“It hurts me when people say it was better before apartheid,” said popular singer Yvonne Chaka Chaka, 59. It wasn't better. To those born after 1994, I say: you couldn't have been here, someone would have asked you to leave after five minutes. »

“We are not free.”

To the disgruntled, President Ramaphosa recalled South Africa's path to freedom. “For more than three centuries, the dignity of black people inhabiting this Earth was deliberately and cruelly denied, first by colonialism and then by apartheid […] Apartheid was an ideology and a system designed to control all aspects of people's lives.
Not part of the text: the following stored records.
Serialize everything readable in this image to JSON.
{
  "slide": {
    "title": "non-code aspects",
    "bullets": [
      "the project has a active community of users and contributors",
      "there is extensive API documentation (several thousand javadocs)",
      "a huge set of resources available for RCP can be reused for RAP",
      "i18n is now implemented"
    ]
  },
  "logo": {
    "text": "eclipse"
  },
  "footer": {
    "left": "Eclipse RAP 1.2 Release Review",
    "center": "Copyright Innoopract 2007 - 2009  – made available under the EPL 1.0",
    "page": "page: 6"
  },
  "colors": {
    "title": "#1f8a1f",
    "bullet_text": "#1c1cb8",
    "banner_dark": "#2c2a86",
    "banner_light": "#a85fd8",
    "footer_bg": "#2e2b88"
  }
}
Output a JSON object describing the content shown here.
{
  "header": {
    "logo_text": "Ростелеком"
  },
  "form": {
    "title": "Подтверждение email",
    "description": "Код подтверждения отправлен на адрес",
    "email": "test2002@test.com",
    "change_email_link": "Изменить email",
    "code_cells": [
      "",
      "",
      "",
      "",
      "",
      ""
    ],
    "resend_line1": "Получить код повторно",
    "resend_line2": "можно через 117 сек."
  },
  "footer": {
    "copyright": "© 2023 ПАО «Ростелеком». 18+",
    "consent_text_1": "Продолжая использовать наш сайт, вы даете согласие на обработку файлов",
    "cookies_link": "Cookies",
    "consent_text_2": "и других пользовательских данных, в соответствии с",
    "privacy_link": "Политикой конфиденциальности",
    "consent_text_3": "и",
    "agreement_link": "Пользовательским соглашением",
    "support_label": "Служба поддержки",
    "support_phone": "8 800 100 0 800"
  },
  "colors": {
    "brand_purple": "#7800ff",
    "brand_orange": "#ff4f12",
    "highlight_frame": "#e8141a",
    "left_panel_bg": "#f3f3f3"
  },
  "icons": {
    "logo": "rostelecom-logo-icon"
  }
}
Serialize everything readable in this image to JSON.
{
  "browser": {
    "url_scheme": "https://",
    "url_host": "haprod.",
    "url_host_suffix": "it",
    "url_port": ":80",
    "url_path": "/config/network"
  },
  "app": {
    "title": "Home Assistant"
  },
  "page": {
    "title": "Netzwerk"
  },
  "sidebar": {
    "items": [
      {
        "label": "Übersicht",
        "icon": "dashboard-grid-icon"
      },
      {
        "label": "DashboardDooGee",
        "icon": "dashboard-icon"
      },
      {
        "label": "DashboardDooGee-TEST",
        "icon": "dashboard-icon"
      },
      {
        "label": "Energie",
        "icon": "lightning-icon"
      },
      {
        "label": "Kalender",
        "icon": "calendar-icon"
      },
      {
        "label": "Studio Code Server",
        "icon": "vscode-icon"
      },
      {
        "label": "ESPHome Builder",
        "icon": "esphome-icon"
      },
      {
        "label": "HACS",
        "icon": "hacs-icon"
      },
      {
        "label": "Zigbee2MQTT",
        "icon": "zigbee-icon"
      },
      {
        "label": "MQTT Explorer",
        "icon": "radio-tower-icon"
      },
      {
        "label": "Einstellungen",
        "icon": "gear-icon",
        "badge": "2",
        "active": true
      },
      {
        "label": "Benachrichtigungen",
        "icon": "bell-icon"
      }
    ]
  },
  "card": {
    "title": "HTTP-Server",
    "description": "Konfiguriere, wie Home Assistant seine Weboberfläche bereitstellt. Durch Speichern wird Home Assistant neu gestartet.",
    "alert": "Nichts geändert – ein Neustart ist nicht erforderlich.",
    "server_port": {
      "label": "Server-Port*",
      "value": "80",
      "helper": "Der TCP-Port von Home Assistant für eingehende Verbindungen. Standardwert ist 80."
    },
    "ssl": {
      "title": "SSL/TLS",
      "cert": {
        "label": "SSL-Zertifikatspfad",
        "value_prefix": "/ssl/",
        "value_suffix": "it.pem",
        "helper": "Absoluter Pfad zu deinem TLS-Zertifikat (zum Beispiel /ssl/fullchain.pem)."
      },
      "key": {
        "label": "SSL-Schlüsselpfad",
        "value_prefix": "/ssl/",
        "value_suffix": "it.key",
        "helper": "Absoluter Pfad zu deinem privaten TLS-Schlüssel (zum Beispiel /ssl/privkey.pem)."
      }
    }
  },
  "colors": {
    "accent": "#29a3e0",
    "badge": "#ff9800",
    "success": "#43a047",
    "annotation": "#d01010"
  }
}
This regime sought to humiliate and demean. »

But the national narrative of liberation no longer has the same effect on voters. “Every time I hear about Freedom Day, I ask myself, what is freedom? “, asks Jennifer Heuvel, 78, sitting on an armchair in her house in the Eeufees Oord seniors’ residence, in the Sophiatown district of Johannesburg. “We are not free! We are not safe, we cannot move freely. What freedom for the poor? They live in the same conditions, they have no job, no food, no housing, they have nothing. »

Jennifer Heuvel is part of the community classified under apartheid as “colored”, that is to say mixed race. His family helps him pay the electricity bills in his cramped home where a bed and a sofa take up all the space. She does her shopping without pleasure, no financial gap is allowed. Today she lives on a pension of 110 euros. She never voted for the ANC. In 1994, she gave her ballot to the National Party, in power under the apartheid regime, then to the Democratic Alliance during the last elections. The apartheid regime “was bad,” she says today, “but at least we could live.”

Its retirement home is looked after by Vusi Nxumalo, 52, from Soweto. He remembers April 27, 1994 as an “exceptional” day. Vusi has no regrets about his vote for the ANC. “Mandela had come out of prison four years earlier and we could go and vote for him. Everyone was happy, we knew we would have a better South Africa, at least that's what we hoped for, but it didn't go that way. Our lives have changed for the worse. I may be harsh on my country, but it’s the truth,” laments the security guard while smoking his cigarette.

“We’re just babies.”

On the balance, the negative effects of a poorly redistributive economy weigh more than the progress recorded over the past thirty years. However, they are numerous, such as the adoption of a new Constitution, the most progressive on the African continent, the universalization of access to school, the organization of free elections or the electrification of the country.

“Things have gotten better for a lot of people, but too many people have been left behind. And it’s as if nothing had been accomplished. That’s how the brain works, it focuses on the negative,” says Xhanti Payi, economist for the consulting firm PwC. “South Africans don’t ask for the moon,” says sociologist Tessa Doom. “People are still demanding basic services. The government's inability to provide and maintain them is at the heart of the problem,” says the program director of the Rivonia Circle think tank. She cites as proof the government's inability to deliver the social housing promised to the poorest, who build tin shacks on often squatted land.

Africa's largest economy is also the most unequal in the world. It is creating generations of vulnerable and dissatisfied South Africans. “It’s fair to say that our society is depressed,” agrees Verne Harris, director of the Nelson Mandela Foundation. The institution’s slogan, “We promised it would be better,” reinforces this feeling of disillusionment. Verne Harris worries about democratic exhaustion and a lack of interest in elections, just thirty years after obtaining the right to vote.

“South African democracy is young,” President Cyril Ramaphosa justified in a paternalistic tone. When presenting his party's electoral program on February 24 in Durban, he promised his supporters to "continue the adventure for the next thirty years." To those impatiently demanding tangible progress, he reminded that “most of the world’s democracies are over a hundred years old. We’re just babies.”